Over the last couple of years my work and travel has brought me into contact with a many bright and forward-thinking coaches who all offer their own unique perspective on the game. Many of those meetings have resulted in interviews, some of which have been published at Ertheo.com such as this one with Jed Davies completed last year.

Since we spoke, Jed has moved to the USA to take up a role as First Team Assistant Coach at and his book, The Philosophy of Football: In Shadows of Marcelo Bielsa, has been published to great acclaim.

Jed is just one of many higly-rated young coaches that I have had the pleasure to listen to over the past couple of years.

Another thing that I have learned, is that although football is a simple game to play, it is not a simple game to master.

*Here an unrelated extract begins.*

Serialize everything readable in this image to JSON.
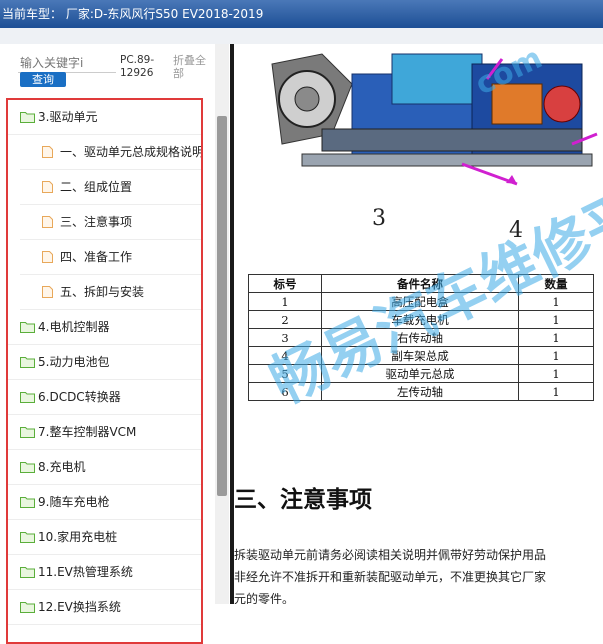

Without some attempt to decipher the soccer puzzle at a scientific or mathematical level, the game would stagnate. In order to move forward, evolve and maintain (or grow) interest on a global level, football needs its complex thinkers.

Here are just a few more examples of interviews I have performed in recent months:

Manel Exposito (ex-Barcelona, Atletico Madrid and Auckland City FC, and current Assistant Coach at Kas Eupen).

Josh Evans and Aaron Conniff-Broome (founders of Josh Evans Soccer School and ACB Football Coaching respectively).

Pedro López (Director of Football Methology at Silva SD in Spain).

Steve Manning (U-23 and Lead Academy Goalkeeping Coach at AFC Bournemouth).

David Powderly (Drone coaching pioneer and licenced UEFA coach currently working at Charlton Athletic).